**Interface dataset entries**.
□ □ □
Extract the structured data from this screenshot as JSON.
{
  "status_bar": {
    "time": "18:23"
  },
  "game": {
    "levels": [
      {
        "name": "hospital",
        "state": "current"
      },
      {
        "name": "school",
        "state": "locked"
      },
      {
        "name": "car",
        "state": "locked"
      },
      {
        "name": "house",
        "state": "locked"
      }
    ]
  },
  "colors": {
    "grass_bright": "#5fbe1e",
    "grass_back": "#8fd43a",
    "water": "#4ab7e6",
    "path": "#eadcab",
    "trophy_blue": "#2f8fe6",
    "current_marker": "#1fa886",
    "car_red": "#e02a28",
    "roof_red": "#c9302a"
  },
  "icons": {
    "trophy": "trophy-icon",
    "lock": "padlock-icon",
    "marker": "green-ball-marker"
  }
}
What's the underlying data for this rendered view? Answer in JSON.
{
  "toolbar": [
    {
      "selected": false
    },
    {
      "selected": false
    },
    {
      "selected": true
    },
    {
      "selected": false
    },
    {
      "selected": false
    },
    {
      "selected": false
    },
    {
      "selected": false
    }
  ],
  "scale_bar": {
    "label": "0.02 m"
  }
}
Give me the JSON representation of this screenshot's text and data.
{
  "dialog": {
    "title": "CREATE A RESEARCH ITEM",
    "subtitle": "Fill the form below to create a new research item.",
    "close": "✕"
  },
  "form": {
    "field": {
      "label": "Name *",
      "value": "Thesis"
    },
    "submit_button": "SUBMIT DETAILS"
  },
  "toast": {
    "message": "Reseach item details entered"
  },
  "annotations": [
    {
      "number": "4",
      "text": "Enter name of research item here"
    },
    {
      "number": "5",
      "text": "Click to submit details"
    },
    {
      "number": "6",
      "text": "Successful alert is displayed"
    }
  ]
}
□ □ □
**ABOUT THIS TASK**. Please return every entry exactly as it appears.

**RESPONSE AREA**.
Extract the structured data from this screenshot as JSON.
{
  "status_bar": {
    "time": "18:23"
  },
  "game": {
    "levels": [
      {
        "name": "hospital",
        "state": "current"
      },
      {
        "name": "school",
        "state": "locked"
      },
      {
        "name": "car",
        "state": "locked"
      },
      {
        "name": "house",
        "state": "locked"
      }
    ]
  },
  "colors": {
    "grass_bright": "#5fbe1e",
    "grass_back": "#8fd43a",
    "water": "#4ab7e6",
    "path": "#eadcab",
    "trophy_blue": "#2f8fe6",
    "current_marker": "#1fa886",
    "car_red": "#e02a28",
    "roof_red": "#c9302a"
  },
  "icons": {
    "trophy": "trophy-icon",
    "lock": "padlock-icon",
    "marker": "green-ball-marker"
  }
}
What's the underlying data for this rendered view? Answer in JSON.
{
  "toolbar": [
    {
      "selected": false
    },
    {
      "selected": false
    },
    {
      "selected": true
    },
    {
      "selected": false
    },
    {
      "selected": false
    },
    {
      "selected": false
    },
    {
      "selected": false
    }
  ],
  "scale_bar": {
    "label": "0.02 m"
  }
}
Give me the JSON representation of this screenshot's text and data.
{
  "dialog": {
    "title": "CREATE A RESEARCH ITEM",
    "subtitle": "Fill the form below to create a new research item.",
    "close": "✕"
  },
  "form": {
    "field": {
      "label": "Name *",
      "value": "Thesis"
    },
    "submit_button": "SUBMIT DETAILS"
  },
  "toast": {
    "message": "Reseach item details entered"
  },
  "annotations": [
    {
      "number": "4",
      "text": "Enter name of research item here"
    },
    {
      "number": "5",
      "text": "Click to submit details"
    },
    {
      "number": "6",
      "text": "Successful alert is displayed"
    }
  ]
}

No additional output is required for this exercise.